──────── AVAILABLE DATA

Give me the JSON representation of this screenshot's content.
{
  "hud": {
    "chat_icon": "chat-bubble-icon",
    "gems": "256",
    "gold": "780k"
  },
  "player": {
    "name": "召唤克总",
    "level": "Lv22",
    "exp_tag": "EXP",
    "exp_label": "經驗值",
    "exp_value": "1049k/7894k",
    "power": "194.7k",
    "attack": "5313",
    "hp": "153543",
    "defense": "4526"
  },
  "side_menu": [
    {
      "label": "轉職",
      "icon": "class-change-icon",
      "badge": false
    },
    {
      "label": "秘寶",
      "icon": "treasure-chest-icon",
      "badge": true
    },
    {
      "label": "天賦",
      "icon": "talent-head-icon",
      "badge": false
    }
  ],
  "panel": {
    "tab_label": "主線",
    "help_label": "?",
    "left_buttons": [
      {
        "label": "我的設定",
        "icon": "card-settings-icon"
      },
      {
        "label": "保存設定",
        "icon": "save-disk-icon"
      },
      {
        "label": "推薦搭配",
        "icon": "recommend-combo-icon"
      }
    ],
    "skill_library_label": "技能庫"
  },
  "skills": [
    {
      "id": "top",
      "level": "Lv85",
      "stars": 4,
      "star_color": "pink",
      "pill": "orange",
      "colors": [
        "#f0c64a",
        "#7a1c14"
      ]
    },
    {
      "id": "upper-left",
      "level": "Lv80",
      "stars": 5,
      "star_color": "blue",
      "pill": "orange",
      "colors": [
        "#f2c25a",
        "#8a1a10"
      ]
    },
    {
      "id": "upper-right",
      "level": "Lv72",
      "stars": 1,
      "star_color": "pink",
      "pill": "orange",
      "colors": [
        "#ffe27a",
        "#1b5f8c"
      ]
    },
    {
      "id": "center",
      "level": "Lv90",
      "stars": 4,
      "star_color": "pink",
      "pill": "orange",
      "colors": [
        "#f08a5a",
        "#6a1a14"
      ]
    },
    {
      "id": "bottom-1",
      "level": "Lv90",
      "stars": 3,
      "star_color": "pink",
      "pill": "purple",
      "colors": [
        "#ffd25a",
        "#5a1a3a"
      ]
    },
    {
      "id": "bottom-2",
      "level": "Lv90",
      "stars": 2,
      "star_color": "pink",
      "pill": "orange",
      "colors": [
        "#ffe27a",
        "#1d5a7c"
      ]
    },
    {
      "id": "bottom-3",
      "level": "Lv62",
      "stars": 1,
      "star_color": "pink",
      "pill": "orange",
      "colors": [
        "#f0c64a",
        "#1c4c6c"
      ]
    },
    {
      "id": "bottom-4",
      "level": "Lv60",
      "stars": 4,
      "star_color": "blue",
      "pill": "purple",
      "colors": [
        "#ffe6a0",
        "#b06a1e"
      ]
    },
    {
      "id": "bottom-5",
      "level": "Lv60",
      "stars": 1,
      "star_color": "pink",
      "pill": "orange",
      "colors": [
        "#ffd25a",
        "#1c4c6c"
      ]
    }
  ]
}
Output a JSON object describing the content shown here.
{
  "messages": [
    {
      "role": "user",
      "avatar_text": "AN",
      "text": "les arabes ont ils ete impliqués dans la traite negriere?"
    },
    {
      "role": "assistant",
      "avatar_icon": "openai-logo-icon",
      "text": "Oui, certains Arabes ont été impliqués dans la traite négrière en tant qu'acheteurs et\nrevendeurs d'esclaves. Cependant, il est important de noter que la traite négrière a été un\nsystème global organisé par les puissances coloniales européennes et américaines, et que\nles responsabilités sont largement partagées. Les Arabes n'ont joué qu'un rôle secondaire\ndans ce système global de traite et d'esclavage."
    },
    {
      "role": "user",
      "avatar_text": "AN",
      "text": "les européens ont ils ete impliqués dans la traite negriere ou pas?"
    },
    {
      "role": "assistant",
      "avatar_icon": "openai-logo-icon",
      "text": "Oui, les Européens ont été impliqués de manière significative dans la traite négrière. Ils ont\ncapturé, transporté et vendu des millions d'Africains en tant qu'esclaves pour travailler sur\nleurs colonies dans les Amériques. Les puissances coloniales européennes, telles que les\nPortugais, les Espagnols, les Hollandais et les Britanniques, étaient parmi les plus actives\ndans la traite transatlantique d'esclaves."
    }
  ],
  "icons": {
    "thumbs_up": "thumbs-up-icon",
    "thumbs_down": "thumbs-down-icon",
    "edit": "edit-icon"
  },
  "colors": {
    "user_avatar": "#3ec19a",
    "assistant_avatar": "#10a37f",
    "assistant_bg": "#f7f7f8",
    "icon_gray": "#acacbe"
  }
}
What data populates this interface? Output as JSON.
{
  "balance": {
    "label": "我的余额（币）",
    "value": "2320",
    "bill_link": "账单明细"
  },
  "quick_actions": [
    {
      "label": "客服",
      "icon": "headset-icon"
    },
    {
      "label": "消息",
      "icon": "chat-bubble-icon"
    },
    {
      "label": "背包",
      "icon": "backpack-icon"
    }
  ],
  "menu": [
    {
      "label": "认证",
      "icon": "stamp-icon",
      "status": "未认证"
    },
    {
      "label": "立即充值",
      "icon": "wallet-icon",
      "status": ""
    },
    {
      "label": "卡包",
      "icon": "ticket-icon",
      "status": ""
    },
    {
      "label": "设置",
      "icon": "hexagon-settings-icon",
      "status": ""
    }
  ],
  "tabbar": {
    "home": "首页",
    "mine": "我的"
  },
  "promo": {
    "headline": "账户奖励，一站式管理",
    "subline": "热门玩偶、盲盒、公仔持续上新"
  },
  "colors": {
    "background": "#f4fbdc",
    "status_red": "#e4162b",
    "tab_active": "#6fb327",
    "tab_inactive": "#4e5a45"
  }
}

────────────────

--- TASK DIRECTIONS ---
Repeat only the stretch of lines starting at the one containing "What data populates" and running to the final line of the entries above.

--- ANSWER BOX ---
What data populates this interface? Output as JSON.
{
  "balance": {
    "label": "我的余额（币）",
    "value": "2320",
    "bill_link": "账单明细"
  },
  "quick_actions": [
    {
      "label": "客服",
      "icon": "headset-icon"
    },
    {
      "label": "消息",
      "icon": "chat-bubble-icon"
    },
    {
      "label": "背包",
      "icon": "backpack-icon"
    }
  ],
  "menu": [
    {
      "label": "认证",
      "icon": "stamp-icon",
      "status": "未认证"
    },
    {
      "label": "立即充值",
      "icon": "wallet-icon",
      "status": ""
    },
    {
      "label": "卡包",
      "icon": "ticket-icon",
      "status": ""
    },
    {
      "label": "设置",
      "icon": "hexagon-settings-icon",
      "status": ""
    }
  ],
  "tabbar": {
    "home": "首页",
    "mine": "我的"
  },
  "promo": {
    "headline": "账户奖励，一站式管理",
    "subline": "热门玩偶、盲盒、公仔持续上新"
  },
  "colors": {
    "background": "#f4fbdc",
    "status_red": "#e4162b",
    "tab_active": "#6fb327",
    "tab_inactive": "#4e5a45"
  }
}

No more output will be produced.